Yes, No, and a Better Understanding of Consent
Another topic that is commonly misunderstood is the issue of permission and "consent." Human rights law and standards in the International Criminal Court includes the following statement: "Consent need not be expressed, and may be implied from the context and from the relationship of the parties, but the absence of objection does not of itself constitute consent. In other words, a lack of a no is not a yes! For example, a person who seems uncomfortable, unsure or hesitant about a sexual act is not consenting, even if they have not specifically used the word no. An individual who cares about the feelings, wishes and desires of their partner will notice that they are not willing. While people should be encouraged to speak up, it is also imperative to recognize the past life experiences that may make this difficult for some to do so.

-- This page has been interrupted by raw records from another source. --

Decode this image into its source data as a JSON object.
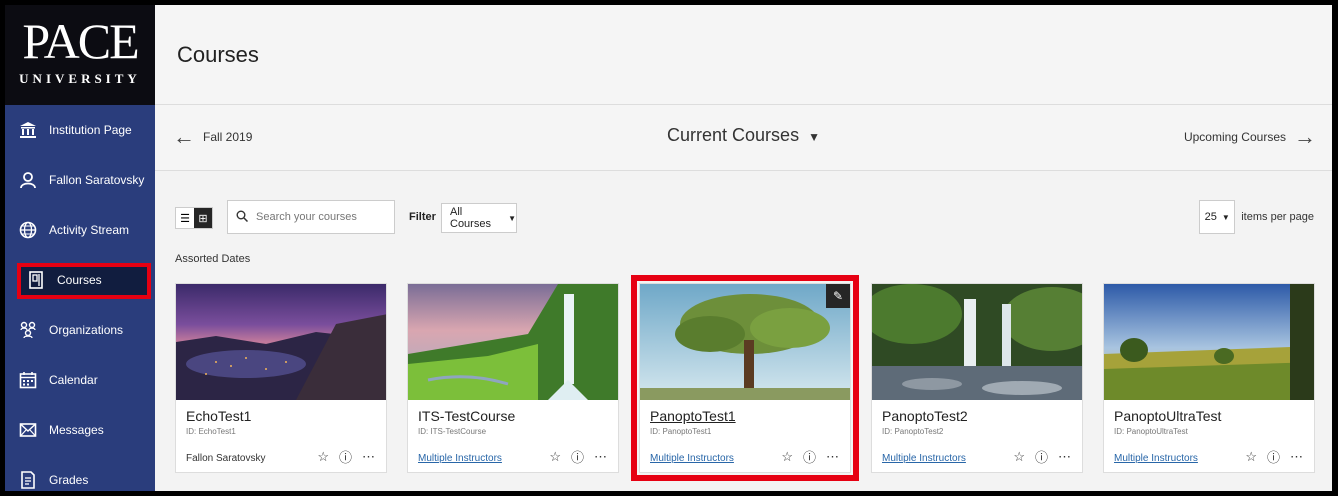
{
  "logo": {
    "main": "PACE",
    "sub": "UNIVERSITY"
  },
  "sidebar": {
    "items": [
      {
        "label": "Institution Page",
        "icon": "institution-icon"
      },
      {
        "label": "Fallon Saratovsky",
        "icon": "user-icon"
      },
      {
        "label": "Activity Stream",
        "icon": "globe-icon"
      },
      {
        "label": "Courses",
        "icon": "courses-icon",
        "active": true
      },
      {
        "label": "Organizations",
        "icon": "organizations-icon"
      },
      {
        "label": "Calendar",
        "icon": "calendar-icon"
      },
      {
        "label": "Messages",
        "icon": "messages-icon"
      },
      {
        "label": "Grades",
        "icon": "grades-icon"
      }
    ]
  },
  "header": {
    "title": "Courses"
  },
  "term": {
    "previous": "Fall 2019",
    "current": "Current Courses",
    "next": "Upcoming Courses"
  },
  "toolbar": {
    "search_placeholder": "Search your courses",
    "filter_label": "Filter",
    "filter_value": "All Courses",
    "per_page_value": "25",
    "per_page_label": "items per page"
  },
  "section": {
    "label": "Assorted Dates"
  },
  "courses": [
    {
      "title": "EchoTest1",
      "id": "ID: EchoTest1",
      "instructor": "Fallon Saratovsky",
      "instructor_link": false
    },
    {
      "title": "ITS-TestCourse",
      "id": "ID: ITS-TestCourse",
      "instructor": "Multiple Instructors",
      "instructor_link": true
    },
    {
      "title": "PanoptoTest1",
      "id": "ID: PanoptoTest1",
      "instructor": "Multiple Instructors",
      "instructor_link": true,
      "selected": true
    },
    {
      "title": "PanoptoTest2",
      "id": "ID: PanoptoTest2",
      "instructor": "Multiple Instructors",
      "instructor_link": true
    },
    {
      "title": "PanoptoUltraTest",
      "id": "ID: PanoptoUltraTest",
      "instructor": "Multiple Instructors",
      "instructor_link": true
    }
  ],
  "colors": {
    "sidebar": "#2a3d7c",
    "highlight": "#e60012",
    "link": "#2866a8"
  }
}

Another misconception about consent is that it need only be given once. This comes into play with marital, or spousal, rape (a form of domestic violence); while now outlawed in every state, the last state to enact this law did so in 1993! (The first was in 1975.) There are still some countries where it is not an official crime, because historically consent was assumed in the marriage contract (National Center for victims of Crime.) However, no matter how many times two people have had sex in the past, a partner must give consent each and every time.
Imagine this: an annual holiday where he has to face his abuser; a date with a fellow student that goes too far; an uncle who spends more and more time with his niece; a husband who forces his wife to engage in sex as part of a cycle of violence he imposes. This is the reality for many:
- 1 in 6 women are survivors of sexual assault.
- 1 in 5 men have experienced some form of sexual victimization in their lives.
- 1 in 4 women and 1 in 6 men were sexually abused before the age of 18.
Conflicting feelings may arise within a person who is taken advantage of by someone they cared for and/or trusted. Complicated or not, all victims of sexual assault face "legitimate" challenges and barriers to overcome, and perpetrators and rapists are the ones that need to be shut down.
So as we look back at 2012, and at the words of Congressman Akin, we recognize both a low point in terms of how misinformed and out-of-touch some really are about sexual assaults and women's health, and a high point in terms of the number of people across the country who responded in outrage to his remarks. Nationally and here in RI the community is saying NO MORE to domestic violence and sexual assault. And like those who voted for Akin's opponent, we are also saying NO MORE to leaders who are misinformed, disconnected, or working without our best interest in mind. For more information, visit www.nomoreri.org or call 401-467-9940.